It is well known that federal employment offers many valuable benefits. Chief among these benefits is the generous federal retirement package. The retirement program in the federal government is the Federal Employees Retirement System (FERS), which Congress created in 1986. In addition to retirement benefits, FERS features survivor death benefits in some cases. Specifically, FERS survivor benefits grant a certain percentage of a deceased federal employee’s annual benefit amount to a current or former spouse. This article will discuss the key details of federal retirement survivor benefits, but it is always a good idea to reach out to a qualified federal employment attorney for additional information. How Many Types of FERS Survivor Benefits Are Available? The recipient of a deceased federal employee can receive three kinds of benefits. The first type is the current spouse survivor annuity. As the name implies, this benefit is payable only to the person who was the current spouse of the federal employee at the time of the employee’s death. The second kind of benefit is an annuity for former spouses. The former spouse annuity can arise when the deceased employee voluntarily chose to establish it before their death. Alternatively, courts can also award annuities to former spouses through a divorce decree, provided it was granted after May 7, 1985. The third and final type of benefit is a one-time lump sum benefit.

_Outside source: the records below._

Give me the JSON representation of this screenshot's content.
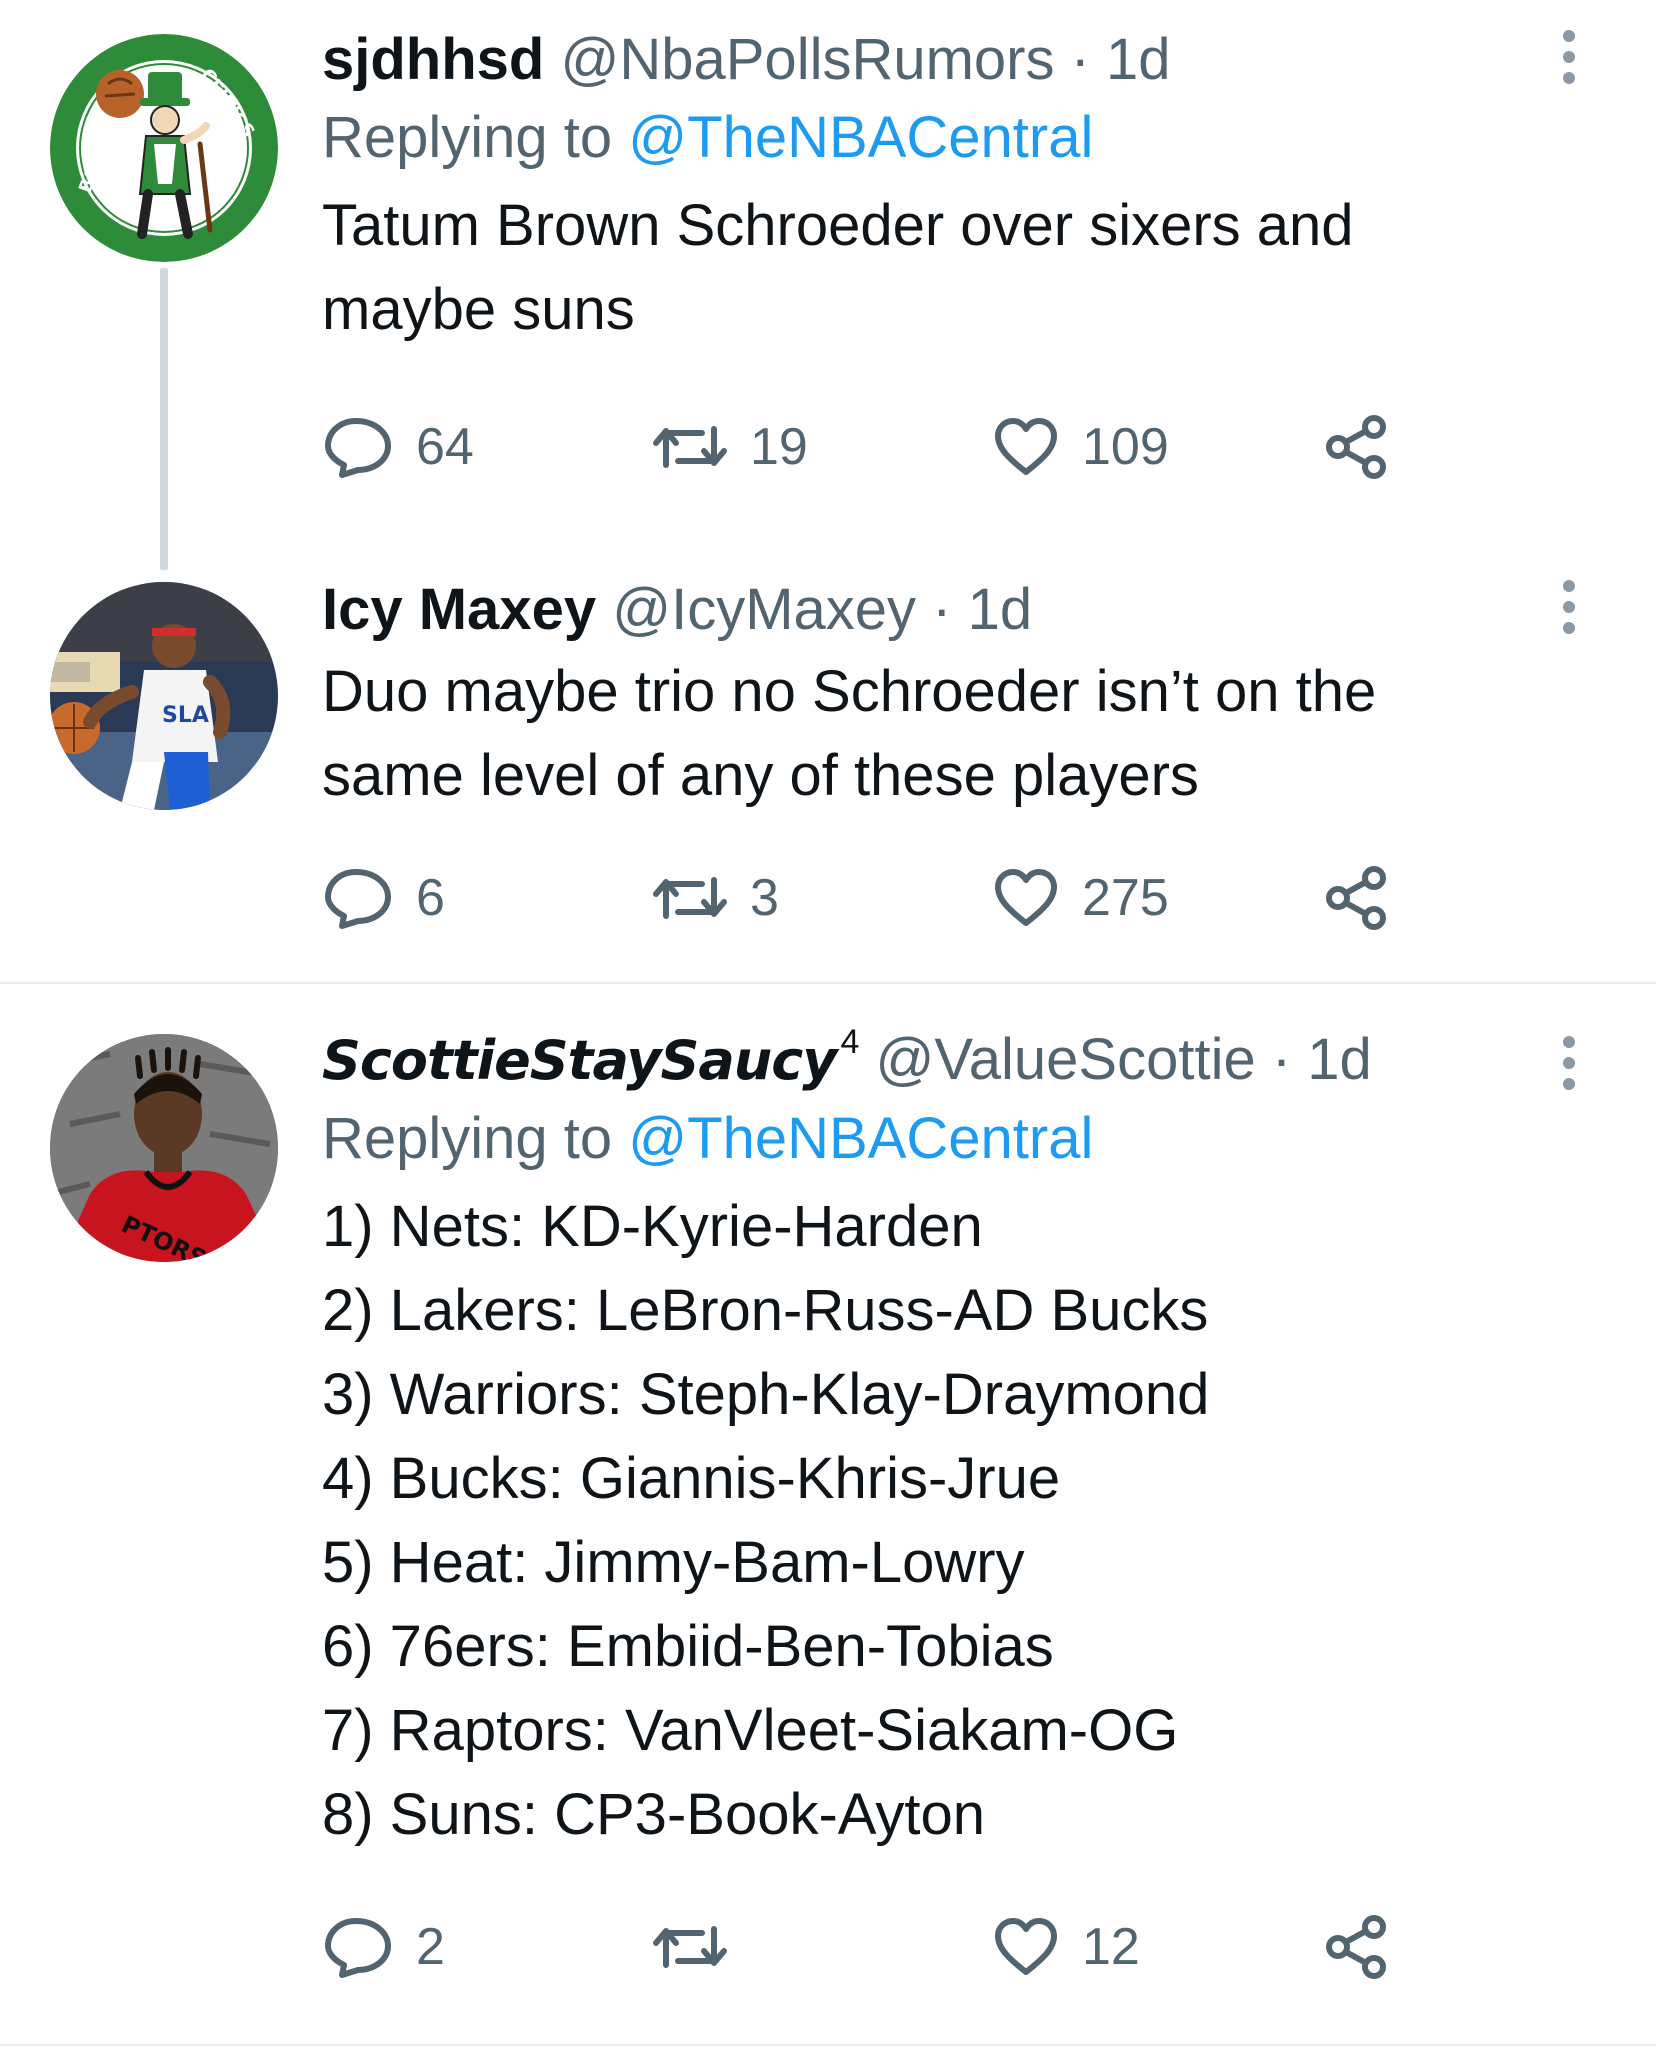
{
  "tweets": [
    {
      "display_name": "sjdhhsd",
      "handle": "@NbaPollsRumors",
      "time": "· 1d",
      "replying_prefix": "Replying to",
      "replying_to": "@TheNBACentral",
      "text": "Tatum Brown Schroeder over sixers and\nmaybe suns",
      "replies": "64",
      "retweets": "19",
      "likes": "109",
      "avatar_icon": "boston-celtics-logo",
      "avatar_ring_text_left": "BOSTON",
      "avatar_ring_text_right": "CELTICS"
    },
    {
      "display_name": "Icy Maxey",
      "handle": "@IcyMaxey",
      "time": "· 1d",
      "text": "Duo maybe trio no Schroeder isn’t on the\nsame level of any of these players",
      "replies": "6",
      "retweets": "3",
      "likes": "275",
      "avatar_icon": "basketball-player-photo"
    },
    {
      "display_name": "ScottieStaySaucy",
      "badge": "4",
      "handle": "@ValueScottie",
      "time": "· 1d",
      "replying_prefix": "Replying to",
      "replying_to": "@TheNBACentral",
      "text": "1) Nets: KD-Kyrie-Harden\n2) Lakers: LeBron-Russ-AD Bucks\n3) Warriors: Steph-Klay-Draymond\n4) Bucks: Giannis-Khris-Jrue\n5) Heat: Jimmy-Bam-Lowry\n6) 76ers: Embiid-Ben-Tobias\n7) Raptors: VanVleet-Siakam-OG\n8) Suns: CP3-Book-Ayton",
      "replies": "2",
      "retweets": "",
      "likes": "12",
      "avatar_icon": "raptors-player-photo"
    }
  ],
  "colors": {
    "text": "#0f1419",
    "secondary": "#536471",
    "link": "#1d9bf0",
    "thread_line": "#cfd9de",
    "divider": "#e6ecf0",
    "celtics_green": "#2e8b3a"
  },
  "icons": {
    "reply": "reply-bubble-icon",
    "retweet": "retweet-icon",
    "like": "heart-icon",
    "share": "share-icon",
    "more": "more-options-icon"
  }
}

These three FERS survivor benefits are available only if the employee died while employed with the federal government. How Much Can a Current or Former Spouse Receive in FERS Survivor Benefits? As with many other aspects of federal benefits, the amount varies widely. The maximum payable survivor benefit amount is equal to 50% of the federal employee’s unreduced annual benefit. The federal employee’s annual benefit will depend on the deceased employee’s time in government service, age, and pay level. The federal employee has a large role in deciding how much their survivor benefits are, even to the point of deciding the spouse receives no survivor benefit. They can also elect for the spouse to have a partially reduced annuity or a fully reduced annuity. How Long Do FERS Survivor Benefits Last? Surviving spouse annuities (whether to former or current spouses) continue for the life of the spouse unless the spouse remarries before they reach age 55. There is an exception to this rule, however, if the spouse and employee were married for over 30 years. In that case, the spouse of the deceased employee will receive annuity payments regardless of whether they remarry or not. Curious to Learn More About FERS Survivor Benefits? It is very difficult it is to lose a spouse. We understand that sorting out financial matters is probably the last thing you want to deal with when your spouse passes away. On top of that, the world of federal retirement survivor benefits is often difficult to navigate on your own. If your deceased spouse was a federal employee, we can help ensure that you obtain the benefits that they intended you to have. Here at the Federal Employment Law Firm of Aaron D. Wersing, PLLC, we are dedicated to assisting with all kinds of federal employment matters. We care about all of our clients, and we are passionate about ensuring that they obtain the compensation they deserve. We have many years of experience successfully helping our clients—as our client reviews show. Together, we can work with you to help maximize your FERS survivor benefits. Many people wrongly believe that hiring an attorney will cost them a small fortune. However, we don’t want money problems to prevent people from reaching out and consulting us. That’s why all of our initial consultations are free. Don’t lose out on obtaining the federal retirement benefits you rightfully deserve. Contact us today.Read More